Liberation and reconciliation are intertwined in the NT as well; Jesus is the Reconciler and liberator of the oppressed, poor and weak.
This dialectic relation of scripture and experience reveals that the freedom or liberation of the slave and oppressed was left out by white theologians and therefore the essence of who Jesus was, is, and who he will be is truncated ConeJesus Christ James H.
He is an ordained minister in the African Methodist Episcopal Church. It was in these formative years that be discovered that white people did everything they could to define reality. Overconsumption in many developed countries functions as evidence of being an oppressor.
Black Jesus For this reason, Cone makes a particular connection to his context and his cultural setting. That more than anything both dates this book severely and calls all of its conclusions into question. Cone spends a whole chapter justifying violence on the part of black people and rejecting non-violence as inadequate.
Second, I wonder what role reconciliation plays in this dialogue. Cone also rightly points out that black people in America have been and continue to be oppressed and that many white christians have actively endorsed this, even if the last part of that equation has become far less prevelent since the book first came out in the s.
If the oppressor views another person as oppressed or less than equal, there was no liberation. On Liberation God of the Oppressed makes a theological case for a God of liberation.
They tried everything they could to make black people believe God created black people to be white people servants. To illustrate this social conditioning, he contrasts the way white and black theologies have typically imagined God.
In fact, universalism is itself, a belief and position of the dominant culture. Cone, however, rejects this form of universalism. Not because I believe Cone has completely missed the mark—a God of liberation is certainly a central motif in the biblical narrative—but because I think it is interesting to ponder application.
Chapter 5 Black Theology and Ideology: For him, all whites are the descendants of slave-owners and all blacks are descendants of slaves. With that in mind, here is my review of God of the Oppressed.
Because blacks were oppressed and God sides with the oppressed, everything black people do must be sacred. Then, the coup under Pinochet ended those programs. Finally and most seriously, Cone believes that the categories of oppressed and oppressor are immutable, even across generations.
How can we work toward unity? This just isn't true.

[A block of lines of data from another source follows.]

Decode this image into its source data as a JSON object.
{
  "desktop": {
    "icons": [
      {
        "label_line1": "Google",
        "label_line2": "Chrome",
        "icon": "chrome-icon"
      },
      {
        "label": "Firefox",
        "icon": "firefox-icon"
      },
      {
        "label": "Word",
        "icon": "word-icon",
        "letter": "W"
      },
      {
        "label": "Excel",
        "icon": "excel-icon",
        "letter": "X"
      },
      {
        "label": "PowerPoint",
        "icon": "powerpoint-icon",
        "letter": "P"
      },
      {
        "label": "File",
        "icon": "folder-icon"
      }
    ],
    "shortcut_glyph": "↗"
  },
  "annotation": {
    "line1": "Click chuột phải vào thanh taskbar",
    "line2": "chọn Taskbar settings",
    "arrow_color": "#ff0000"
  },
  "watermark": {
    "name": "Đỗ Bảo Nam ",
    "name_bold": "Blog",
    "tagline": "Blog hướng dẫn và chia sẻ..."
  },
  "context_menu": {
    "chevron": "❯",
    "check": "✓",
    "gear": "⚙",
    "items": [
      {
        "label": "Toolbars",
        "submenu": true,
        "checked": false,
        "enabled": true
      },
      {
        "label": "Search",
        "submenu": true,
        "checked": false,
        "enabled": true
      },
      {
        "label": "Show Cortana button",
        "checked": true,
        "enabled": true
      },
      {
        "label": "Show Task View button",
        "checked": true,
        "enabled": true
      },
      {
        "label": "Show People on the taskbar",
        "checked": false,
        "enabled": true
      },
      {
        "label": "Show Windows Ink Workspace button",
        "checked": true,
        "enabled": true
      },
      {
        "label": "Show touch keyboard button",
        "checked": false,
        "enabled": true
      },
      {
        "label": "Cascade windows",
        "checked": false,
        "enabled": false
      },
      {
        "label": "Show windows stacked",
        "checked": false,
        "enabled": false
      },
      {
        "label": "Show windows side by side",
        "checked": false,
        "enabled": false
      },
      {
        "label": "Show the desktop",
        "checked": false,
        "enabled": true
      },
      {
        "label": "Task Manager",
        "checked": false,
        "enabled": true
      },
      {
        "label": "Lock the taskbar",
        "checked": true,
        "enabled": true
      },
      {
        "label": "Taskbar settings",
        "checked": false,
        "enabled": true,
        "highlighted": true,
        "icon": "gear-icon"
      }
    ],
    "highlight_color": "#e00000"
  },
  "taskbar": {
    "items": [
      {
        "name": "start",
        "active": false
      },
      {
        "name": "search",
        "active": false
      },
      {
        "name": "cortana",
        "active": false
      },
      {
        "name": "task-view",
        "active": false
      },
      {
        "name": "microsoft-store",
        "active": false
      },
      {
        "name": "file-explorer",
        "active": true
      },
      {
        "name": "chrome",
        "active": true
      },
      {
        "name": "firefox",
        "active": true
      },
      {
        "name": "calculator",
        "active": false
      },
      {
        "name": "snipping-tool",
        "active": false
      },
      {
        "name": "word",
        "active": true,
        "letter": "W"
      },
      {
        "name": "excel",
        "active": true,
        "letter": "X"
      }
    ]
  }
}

Here is a very very brief summary of the book: A black theology helps us to see what was missed and gives us a clearer picture of the God of the oppressed.
In this we see that the pain of the oppressed is Gods pain which he takes as his own thereby freeing them of its ultimate control of their lives But, according to Cone, because they were white and slave owners were white, all were equally part of the oppressor group.
Not because I believe Cone has completely missed the mark—a God of liberation is certainly a central motif in the biblical narrative—but because I think it is interesting to ponder application.
Therefore, because the African American experience is one of marginalization and disinheritance, Jesus sides with African Americans against the dominant white societal norm. I found a little more to appreciate, but I'm still sticking with my original opinion that this book represents deeply flawed theology.
The need to empower black leaders and ethnic leaders within our movement necessitates that white leaders understand the experiences of injustices that already exist in the consciousness of the oppressed.
This is not surprising since a pneumatological perspective of liberating and forming a community of faith is lacking and almost non-existent.
Cone shapes his theology specifically through the lens of his context and his culture. Cone earned his B. Reconciliation can only come about between white and black, if and when white people want to become black and follow a black Jesus until the world is just. The oppressed is in the unique place to take serious the universal dimension of the gospel of liberation.
What people think about God cannot be divorced from their time and place in a definite history and culture. The strength of black theology is that it opens our eyes to see our privileged status quo, comfortable lifestyle is never neutral, as we may seem to think, but linked to social, political, and economic oppressive systems.
However useful these skills may have been in the nineteenth century, though, are they really unqualified goods now? The same question applies to my food, clothing, and everything else in my house.
Another strength of the book was that it gives a different history of the revered theologians throughout history and their affect on the ethic of the Church.Book Review For Business for the Glory of God By: Wayne Grudem October 10, The Review: Business for the Glory of God Wayne Grudem wrote the book ‘Business for the Glory of God,’ this book is based on biblical teachings.
With that in mind, here is my review of God of the Oppressed. BOOK REVIEW James Cone in God of the Oppressed takes us through a sweeping systematic approach to theology from an African American Liberation perspective. Find helpful customer reviews and review ratings for God of the oppressed at lietuvosstumbrai.com Read honest and unbiased product reviews from our users.
With that in mind, here is my review of God of the Oppressed. BOOK REVIEW James Cone in God of the Oppressed takes us through a sweeping systematic approach to theology from an African American Liberation perspective. Book Review: “God of the Oppressed” James H. Cone “God of the Oppressed” is a history of the African American Struggle through the complex account of its author, James H.
Cone. Written in“God of the Oppressed” is the continuation of Cone’s theological position, which was introduced in his earlier writings of, “Black Theology and Black Power,” () and “A Black.
God of the Oppressed makes a theological case for a God of liberation. Much like the work of Gustavo Guitérrez, Cone argues for a God that sides with the poor.Download